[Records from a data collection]
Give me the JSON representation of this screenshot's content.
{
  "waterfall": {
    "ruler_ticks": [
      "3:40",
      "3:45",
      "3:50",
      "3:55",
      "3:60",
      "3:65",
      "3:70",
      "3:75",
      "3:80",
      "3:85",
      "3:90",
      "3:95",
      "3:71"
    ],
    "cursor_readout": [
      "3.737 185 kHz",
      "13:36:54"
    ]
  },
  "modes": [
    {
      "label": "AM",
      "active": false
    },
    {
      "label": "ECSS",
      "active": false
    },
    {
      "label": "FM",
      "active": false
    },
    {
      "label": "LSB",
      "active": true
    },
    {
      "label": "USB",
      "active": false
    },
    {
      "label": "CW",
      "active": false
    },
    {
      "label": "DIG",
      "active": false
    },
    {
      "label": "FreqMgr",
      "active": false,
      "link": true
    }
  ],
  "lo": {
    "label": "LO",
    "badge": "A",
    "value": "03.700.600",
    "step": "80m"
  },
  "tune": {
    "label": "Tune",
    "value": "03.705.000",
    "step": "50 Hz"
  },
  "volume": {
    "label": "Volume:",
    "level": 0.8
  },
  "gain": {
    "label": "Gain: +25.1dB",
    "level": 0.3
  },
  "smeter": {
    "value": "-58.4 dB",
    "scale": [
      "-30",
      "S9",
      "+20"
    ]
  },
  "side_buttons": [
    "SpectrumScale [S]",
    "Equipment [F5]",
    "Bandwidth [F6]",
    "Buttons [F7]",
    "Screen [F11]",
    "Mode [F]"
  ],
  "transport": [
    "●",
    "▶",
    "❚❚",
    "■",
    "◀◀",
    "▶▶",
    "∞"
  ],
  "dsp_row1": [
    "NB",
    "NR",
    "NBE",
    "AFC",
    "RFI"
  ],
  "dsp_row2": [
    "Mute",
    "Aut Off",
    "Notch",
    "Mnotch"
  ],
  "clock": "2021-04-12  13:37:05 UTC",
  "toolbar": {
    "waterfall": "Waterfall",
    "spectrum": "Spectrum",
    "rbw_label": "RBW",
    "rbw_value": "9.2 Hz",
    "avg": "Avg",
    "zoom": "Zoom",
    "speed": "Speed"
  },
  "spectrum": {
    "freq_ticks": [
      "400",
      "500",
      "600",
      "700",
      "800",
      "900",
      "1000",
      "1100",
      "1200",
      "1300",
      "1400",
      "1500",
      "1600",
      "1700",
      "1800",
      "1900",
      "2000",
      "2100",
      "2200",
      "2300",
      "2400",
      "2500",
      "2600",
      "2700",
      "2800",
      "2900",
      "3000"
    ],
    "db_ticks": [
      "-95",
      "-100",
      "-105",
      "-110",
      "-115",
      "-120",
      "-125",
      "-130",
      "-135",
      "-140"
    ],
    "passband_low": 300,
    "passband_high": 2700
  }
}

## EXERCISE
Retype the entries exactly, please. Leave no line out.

## RESULT
Give me the JSON representation of this screenshot's content.
{
  "waterfall": {
    "ruler_ticks": [
      "3:40",
      "3:45",
      "3:50",
      "3:55",
      "3:60",
      "3:65",
      "3:70",
      "3:75",
      "3:80",
      "3:85",
      "3:90",
      "3:95",
      "3:71"
    ],
    "cursor_readout": [
      "3.737 185 kHz",
      "13:36:54"
    ]
  },
  "modes": [
    {
      "label": "AM",
      "active": false
    },
    {
      "label": "ECSS",
      "active": false
    },
    {
      "label": "FM",
      "active": false
    },
    {
      "label": "LSB",
      "active": true
    },
    {
      "label": "USB",
      "active": false
    },
    {
      "label": "CW",
      "active": false
    },
    {
      "label": "DIG",
      "active": false
    },
    {
      "label": "FreqMgr",
      "active": false,
      "link": true
    }
  ],
  "lo": {
    "label": "LO",
    "badge": "A",
    "value": "03.700.600",
    "step": "80m"
  },
  "tune": {
    "label": "Tune",
    "value": "03.705.000",
    "step": "50 Hz"
  },
  "volume": {
    "label": "Volume:",
    "level": 0.8
  },
  "gain": {
    "label": "Gain: +25.1dB",
    "level": 0.3
  },
  "smeter": {
    "value": "-58.4 dB",
    "scale": [
      "-30",
      "S9",
      "+20"
    ]
  },
  "side_buttons": [
    "SpectrumScale [S]",
    "Equipment [F5]",
    "Bandwidth [F6]",
    "Buttons [F7]",
    "Screen [F11]",
    "Mode [F]"
  ],
  "transport": [
    "●",
    "▶",
    "❚❚",
    "■",
    "◀◀",
    "▶▶",
    "∞"
  ],
  "dsp_row1": [
    "NB",
    "NR",
    "NBE",
    "AFC",
    "RFI"
  ],
  "dsp_row2": [
    "Mute",
    "Aut Off",
    "Notch",
    "Mnotch"
  ],
  "clock": "2021-04-12  13:37:05 UTC",
  "toolbar": {
    "waterfall": "Waterfall",
    "spectrum": "Spectrum",
    "rbw_label": "RBW",
    "rbw_value": "9.2 Hz",
    "avg": "Avg",
    "zoom": "Zoom",
    "speed": "Speed"
  },
  "spectrum": {
    "freq_ticks": [
      "400",
      "500",
      "600",
      "700",
      "800",
      "900",
      "1000",
      "1100",
      "1200",
      "1300",
      "1400",
      "1500",
      "1600",
      "1700",
      "1800",
      "1900",
      "2000",
      "2100",
      "2200",
      "2300",
      "2400",
      "2500",
      "2600",
      "2700",
      "2800",
      "2900",
      "3000"
    ],
    "db_ticks": [
      "-95",
      "-100",
      "-105",
      "-110",
      "-115",
      "-120",
      "-125",
      "-130",
      "-135",
      "-140"
    ],
    "passband_low": 300,
    "passband_high": 2700
  }
}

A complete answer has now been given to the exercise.